The output should be every line below that includes the word "true".

** DATASET ENTRIES follows **

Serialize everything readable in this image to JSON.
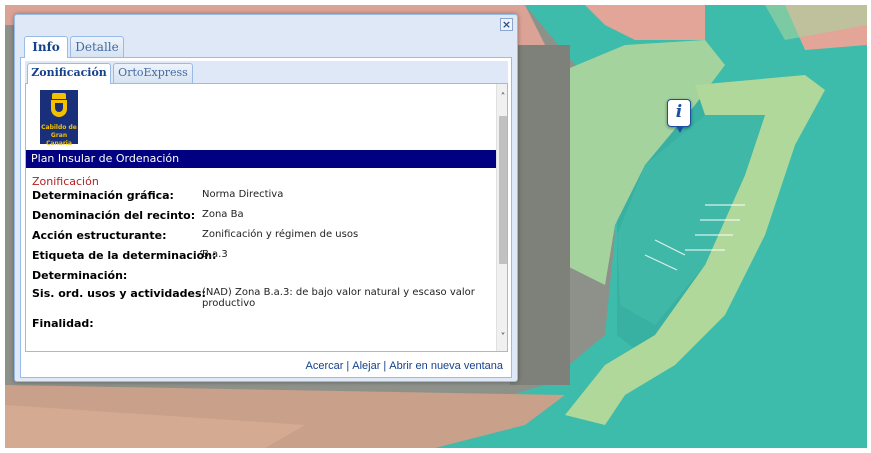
{
  "window": {
    "close_glyph": "×"
  },
  "tabs": [
    {
      "label": "Info",
      "active": true
    },
    {
      "label": "Detalle",
      "active": false
    }
  ],
  "subtabs": [
    {
      "label": "Zonificación",
      "active": true
    },
    {
      "label": "OrtoExpress",
      "active": false
    }
  ],
  "logo": {
    "line1": "Cabildo de",
    "line2": "Gran Canaria"
  },
  "plan_header": "Plan Insular de Ordenación",
  "section_title": "Zonificación",
  "rows": [
    {
      "label": "Determinación gráfica:",
      "value": "Norma Directiva"
    },
    {
      "label": "Denominación del recinto:",
      "value": "Zona Ba"
    },
    {
      "label": "Acción estructurante:",
      "value": "Zonificación y régimen de usos"
    },
    {
      "label": "Etiqueta de la determinación:",
      "value": "B.a.3"
    },
    {
      "label": "Determinación:",
      "value": ""
    },
    {
      "label": "Sis. ord. usos y actividades:",
      "value": "(NAD) Zona B.a.3: de bajo valor natural y escaso valor productivo"
    },
    {
      "label": "Finalidad:",
      "value": ""
    }
  ],
  "scroll": {
    "up_glyph": "˄",
    "down_glyph": "˅"
  },
  "footer": {
    "zoom_in": "Acercar",
    "zoom_out": "Alejar",
    "open_new": "Abrir en nueva ventana",
    "separator": "|"
  },
  "map_marker": {
    "glyph": "i"
  },
  "colors": {
    "header_bg": "#000080",
    "section_title": "#b22222",
    "link": "#15428b",
    "zone_green": "#9fcf9a",
    "zone_red": "#e8a79c",
    "sea_teal": "#3bbfae"
  }
}
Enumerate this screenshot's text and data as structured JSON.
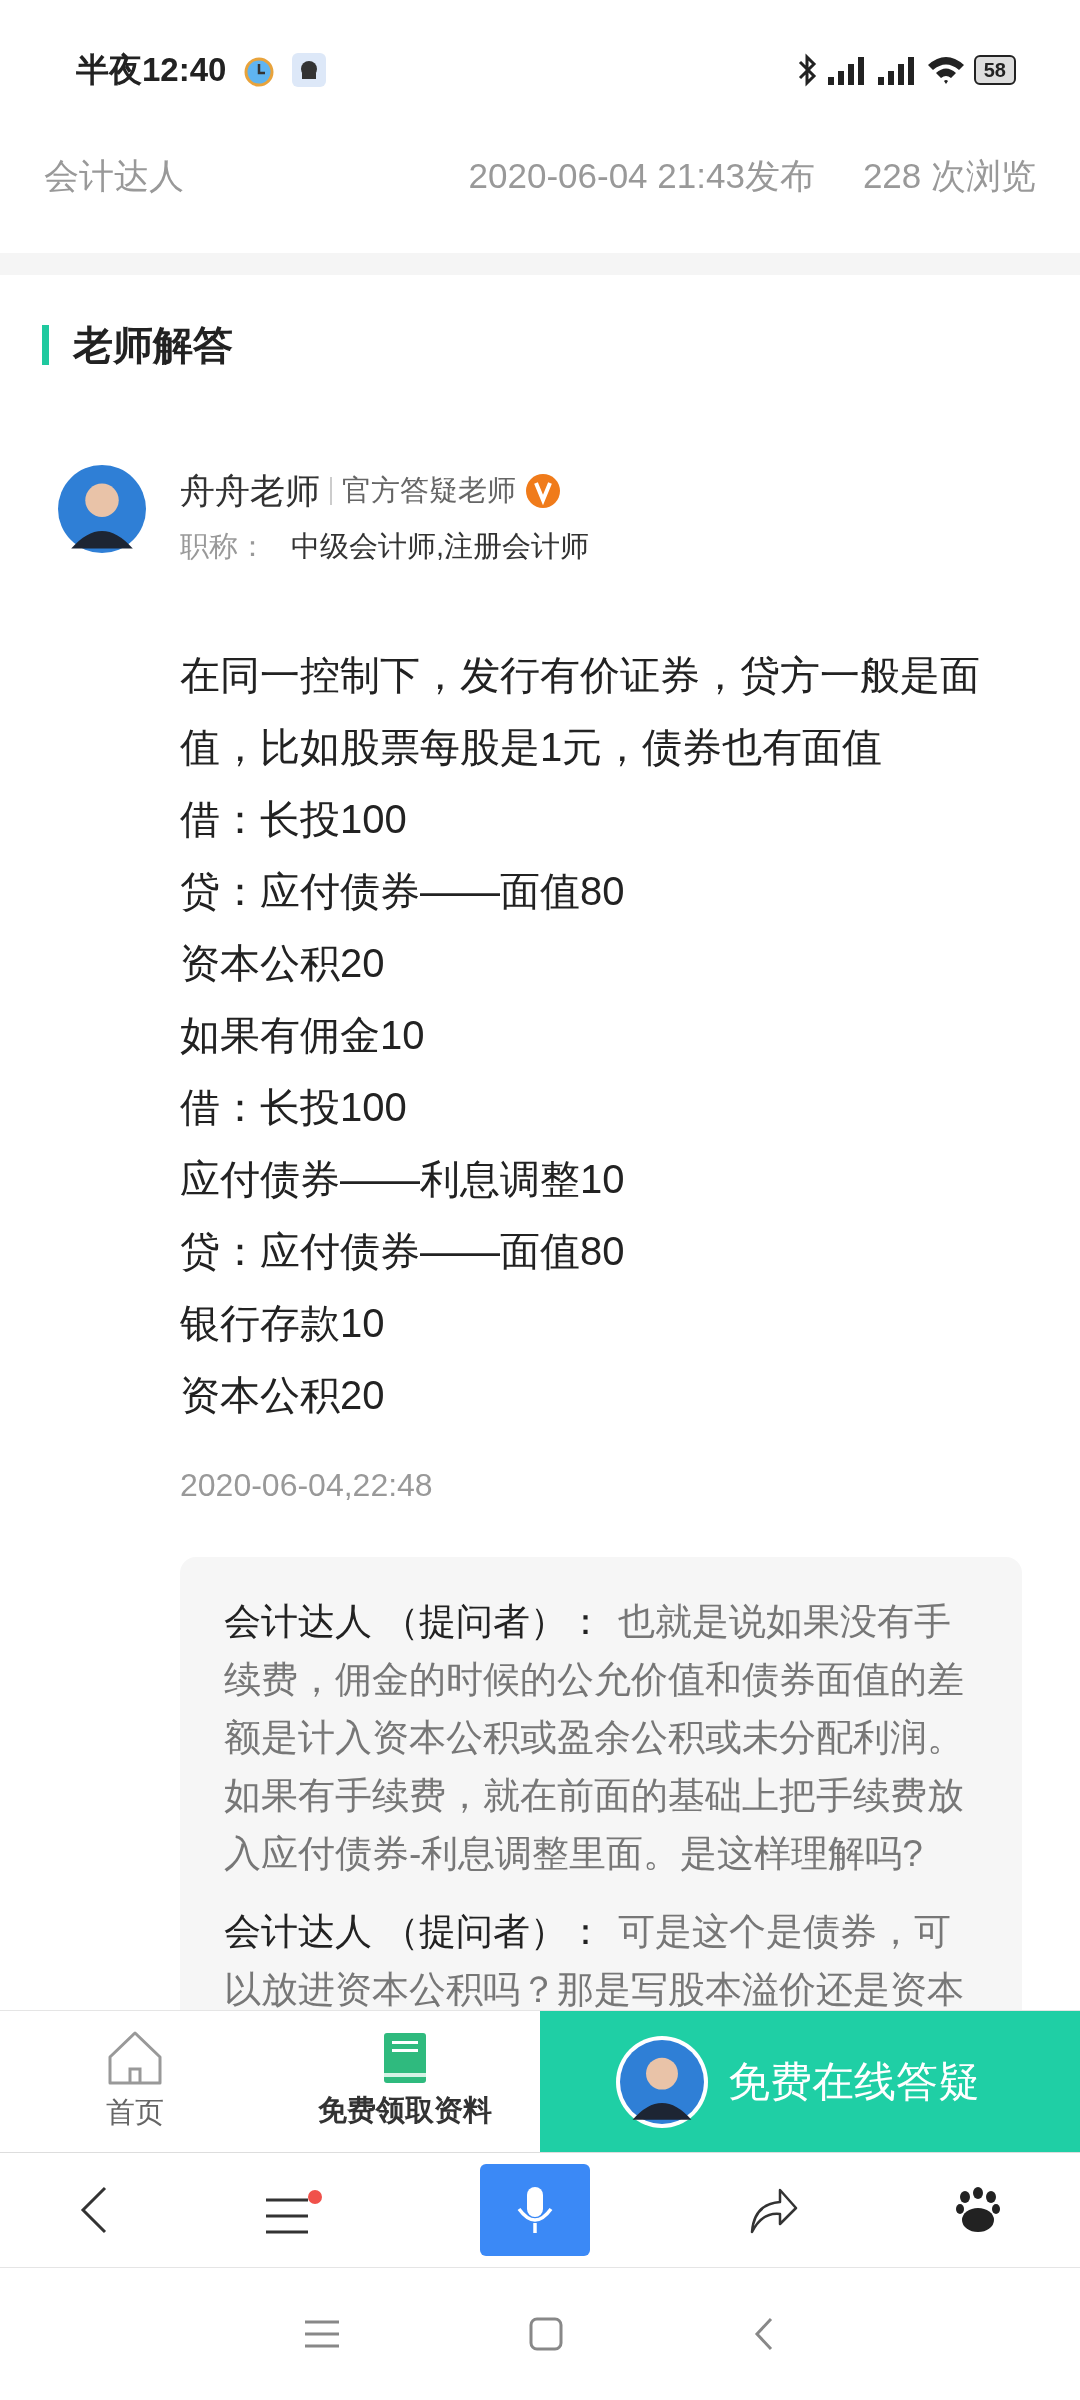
{
  "status_bar": {
    "time": "半夜12:40",
    "battery": "58"
  },
  "article_meta": {
    "author": "会计达人",
    "published": "2020-06-04 21:43发布",
    "views": "228 次浏览"
  },
  "section": {
    "title": "老师解答"
  },
  "teacher": {
    "name": "舟舟老师",
    "role": "官方答疑老师",
    "verified": true,
    "title_label": "职称：",
    "title_value": "中级会计师,注册会计师"
  },
  "answer": {
    "lines": [
      "在同一控制下，发行有价证券，贷方一般是面值，比如股票每股是1元，债券也有面值",
      "借：长投100",
      "贷：应付债券——面值80",
      "资本公积20",
      "如果有佣金10",
      "借：长投100",
      "应付债券——利息调整10",
      "贷：应付债券——面值80",
      "银行存款10",
      "资本公积20"
    ],
    "time": "2020-06-04,22:48"
  },
  "comments": [
    {
      "author": "会计达人 （提问者）：",
      "text": "也就是说如果没有手续费，佣金的时候的公允价值和债券面值的差额是计入资本公积或盈余公积或未分配利润。如果有手续费，就在前面的基础上把手续费放入应付债券-利息调整里面。是这样理解吗?"
    },
    {
      "author": "会计达人 （提问者）：",
      "text": "可是这个是债券，可以放进资本公积吗？那是写股本溢价还是资本"
    }
  ],
  "bottom_bar": {
    "home": "首页",
    "materials": "免费领取资料",
    "consult": "免费在线答疑"
  },
  "browser_toolbar": {
    "menu_badge": true
  }
}
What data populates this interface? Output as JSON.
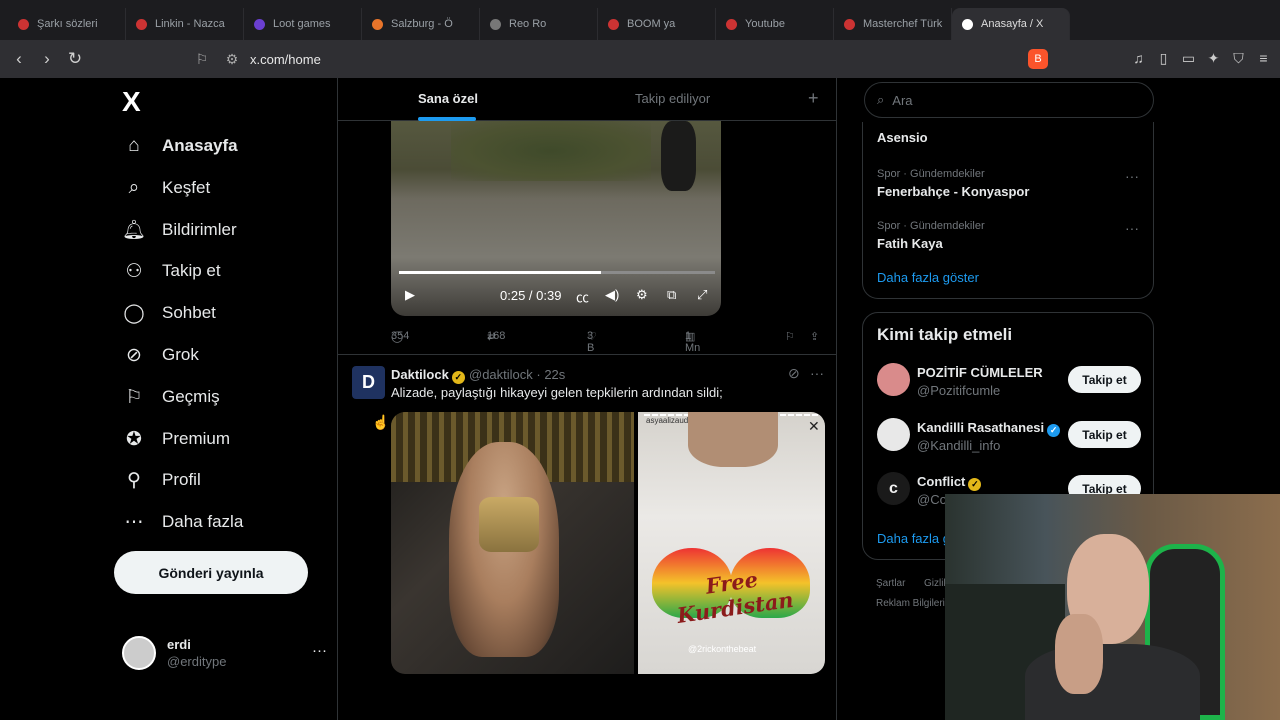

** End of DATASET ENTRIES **

-- SOLUTION TO THIS EXERCISE --
      "active": true
      "active": true
    "verified": true,
    "menu_badge": true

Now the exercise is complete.